_What you are asked to do_:
Copy each entry below verbatim. Skip the pictures.

(Items from an interface collection)
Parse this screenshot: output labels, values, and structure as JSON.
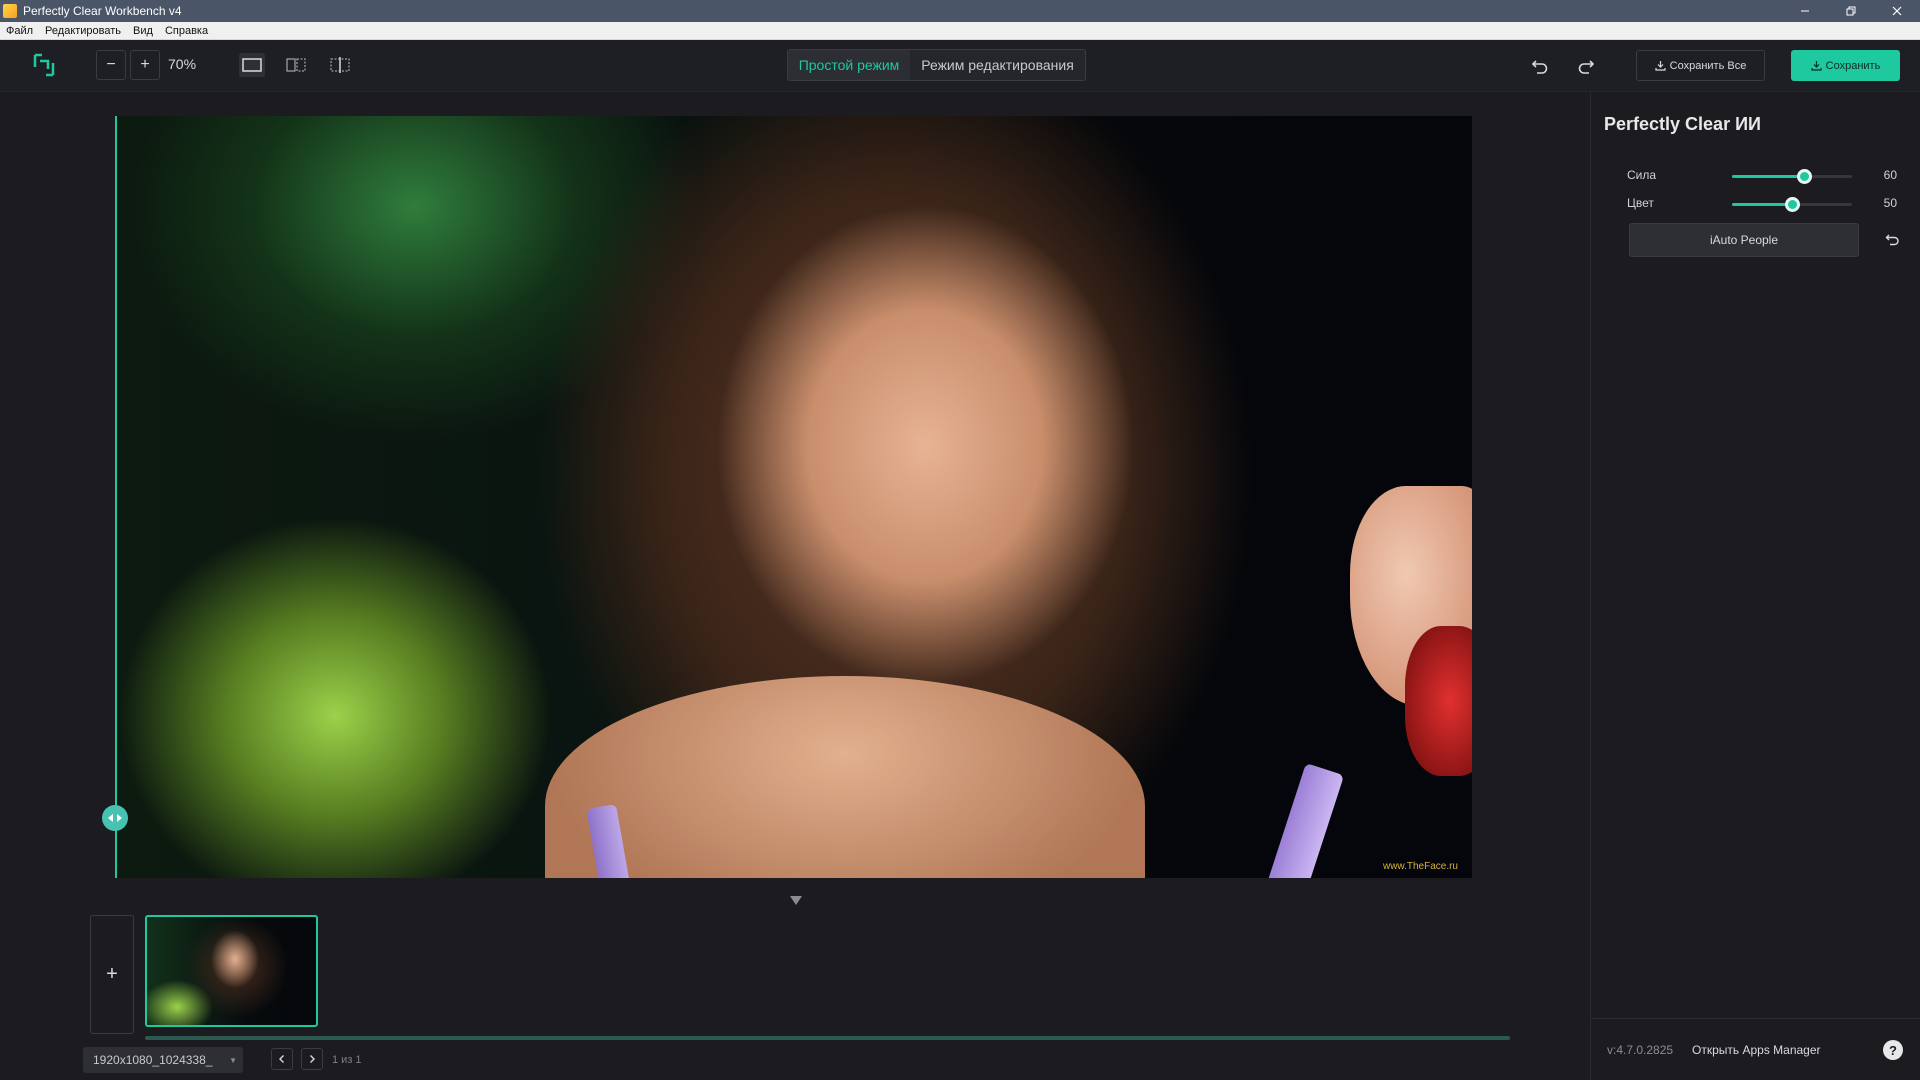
{
  "window": {
    "title": "Perfectly Clear Workbench v4"
  },
  "menu": {
    "items": [
      "Файл",
      "Редактировать",
      "Вид",
      "Справка"
    ]
  },
  "toolbar": {
    "zoom_out": "−",
    "zoom_in": "+",
    "zoom_level": "70%",
    "modes": {
      "simple": "Простой режим",
      "edit": "Режим редактирования"
    },
    "save_all": "Сохранить Все",
    "save": "Сохранить"
  },
  "canvas": {
    "watermark": "www.TheFace.ru"
  },
  "filmstrip": {
    "add_label": "+",
    "file_name": "1920x1080_1024338_",
    "page_count": "1 из 1"
  },
  "panel": {
    "title": "Perfectly Clear ИИ",
    "sliders": [
      {
        "label": "Сила",
        "value": 60
      },
      {
        "label": "Цвет",
        "value": 50
      }
    ],
    "preset": "iAuto People",
    "version": "v:4.7.0.2825",
    "apps_manager": "Открыть Apps Manager",
    "help": "?"
  },
  "colors": {
    "accent": "#1ec9a0",
    "titlebar": "#4a5568",
    "background": "#1c1c20"
  }
}
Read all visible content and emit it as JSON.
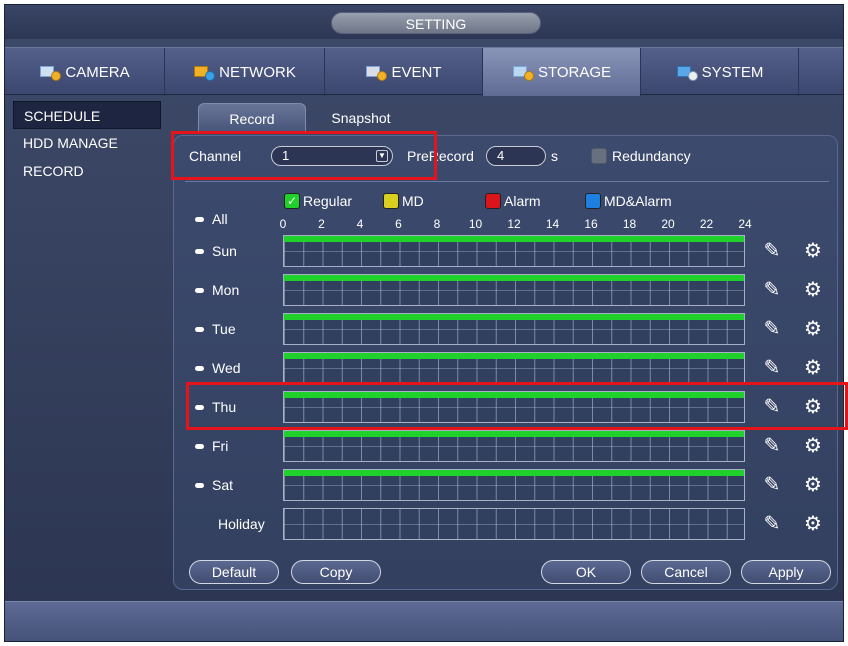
{
  "window": {
    "title": "SETTING"
  },
  "main_tabs": [
    {
      "label": "CAMERA",
      "icon": "camera-icon"
    },
    {
      "label": "NETWORK",
      "icon": "network-icon"
    },
    {
      "label": "EVENT",
      "icon": "event-icon"
    },
    {
      "label": "STORAGE",
      "icon": "storage-icon",
      "active": true
    },
    {
      "label": "SYSTEM",
      "icon": "system-icon"
    }
  ],
  "sidebar": {
    "items": [
      {
        "label": "SCHEDULE",
        "active": true
      },
      {
        "label": "HDD MANAGE"
      },
      {
        "label": "RECORD"
      }
    ]
  },
  "sub_tabs": [
    {
      "label": "Record",
      "active": true
    },
    {
      "label": "Snapshot"
    }
  ],
  "form": {
    "channel_label": "Channel",
    "channel_value": "1",
    "prerecord_label": "PreRecord",
    "prerecord_value": "4",
    "prerecord_unit": "s",
    "redundancy_label": "Redundancy",
    "redundancy_checked": false
  },
  "legend": [
    {
      "label": "Regular",
      "color": "#1fd12a",
      "checked": true
    },
    {
      "label": "MD",
      "color": "#d8cf1f"
    },
    {
      "label": "Alarm",
      "color": "#d9141a"
    },
    {
      "label": "MD&Alarm",
      "color": "#1d7fe0"
    }
  ],
  "all_label": "All",
  "hours": [
    "0",
    "2",
    "4",
    "6",
    "8",
    "10",
    "12",
    "14",
    "16",
    "18",
    "20",
    "22",
    "24"
  ],
  "days": [
    {
      "label": "Sun",
      "regular_fraction": 1.0
    },
    {
      "label": "Mon",
      "regular_fraction": 1.0
    },
    {
      "label": "Tue",
      "regular_fraction": 1.0
    },
    {
      "label": "Wed",
      "regular_fraction": 1.0
    },
    {
      "label": "Thu",
      "regular_fraction": 1.0
    },
    {
      "label": "Fri",
      "regular_fraction": 1.0
    },
    {
      "label": "Sat",
      "regular_fraction": 1.0
    },
    {
      "label": "Holiday",
      "regular_fraction": 0
    }
  ],
  "buttons": {
    "default": "Default",
    "copy": "Copy",
    "ok": "OK",
    "cancel": "Cancel",
    "apply": "Apply"
  },
  "colors": {
    "highlight": "#e4141a",
    "regular": "#1fd12a"
  }
}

_Exercise response_:
Parse this screenshot: output labels, values, and structure as JSON.
{
  "window": {
    "title": "Perfectly Clear Workbench v4"
  },
  "menu": {
    "items": [
      "Файл",
      "Редактировать",
      "Вид",
      "Справка"
    ]
  },
  "toolbar": {
    "zoom_out": "−",
    "zoom_in": "+",
    "zoom_level": "70%",
    "modes": {
      "simple": "Простой режим",
      "edit": "Режим редактирования"
    },
    "save_all": "Сохранить Все",
    "save": "Сохранить"
  },
  "canvas": {
    "watermark": "www.TheFace.ru"
  },
  "filmstrip": {
    "add_label": "+",
    "file_name": "1920x1080_1024338_",
    "page_count": "1 из 1"
  },
  "panel": {
    "title": "Perfectly Clear ИИ",
    "sliders": [
      {
        "label": "Сила",
        "value": 60
      },
      {
        "label": "Цвет",
        "value": 50
      }
    ],
    "preset": "iAuto People",
    "version": "v:4.7.0.2825",
    "apps_manager": "Открыть Apps Manager",
    "help": "?"
  },
  "colors": {
    "accent": "#1ec9a0",
    "titlebar": "#4a5568",
    "background": "#1c1c20"
  }
}
Read all visible content and emit it as JSON.
{
  "window": {
    "title": "SETTING"
  },
  "main_tabs": [
    {
      "label": "CAMERA",
      "icon": "camera-icon"
    },
    {
      "label": "NETWORK",
      "icon": "network-icon"
    },
    {
      "label": "EVENT",
      "icon": "event-icon"
    },
    {
      "label": "STORAGE",
      "icon": "storage-icon",
      "active": true
    },
    {
      "label": "SYSTEM",
      "icon": "system-icon"
    }
  ],
  "sidebar": {
    "items": [
      {
        "label": "SCHEDULE",
        "active": true
      },
      {
        "label": "HDD MANAGE"
      },
      {
        "label": "RECORD"
      }
    ]
  },
  "sub_tabs": [
    {
      "label": "Record",
      "active": true
    },
    {
      "label": "Snapshot"
    }
  ],
  "form": {
    "channel_label": "Channel",
    "channel_value": "1",
    "prerecord_label": "PreRecord",
    "prerecord_value": "4",
    "prerecord_unit": "s",
    "redundancy_label": "Redundancy",
    "redundancy_checked": false
  },
  "legend": [
    {
      "label": "Regular",
      "color": "#1fd12a",
      "checked": true
    },
    {
      "label": "MD",
      "color": "#d8cf1f"
    },
    {
      "label": "Alarm",
      "color": "#d9141a"
    },
    {
      "label": "MD&Alarm",
      "color": "#1d7fe0"
    }
  ],
  "all_label": "All",
  "hours": [
    "0",
    "2",
    "4",
    "6",
    "8",
    "10",
    "12",
    "14",
    "16",
    "18",
    "20",
    "22",
    "24"
  ],
  "days": [
    {
      "label": "Sun",
      "regular_fraction": 1.0
    },
    {
      "label": "Mon",
      "regular_fraction": 1.0
    },
    {
      "label": "Tue",
      "regular_fraction": 1.0
    },
    {
      "label": "Wed",
      "regular_fraction": 1.0
    },
    {
      "label": "Thu",
      "regular_fraction": 1.0
    },
    {
      "label": "Fri",
      "regular_fraction": 1.0
    },
    {
      "label": "Sat",
      "regular_fraction": 1.0
    },
    {
      "label": "Holiday",
      "regular_fraction": 0
    }
  ],
  "buttons": {
    "default": "Default",
    "copy": "Copy",
    "ok": "OK",
    "cancel": "Cancel",
    "apply": "Apply"
  },
  "colors": {
    "highlight": "#e4141a",
    "regular": "#1fd12a"
  }
}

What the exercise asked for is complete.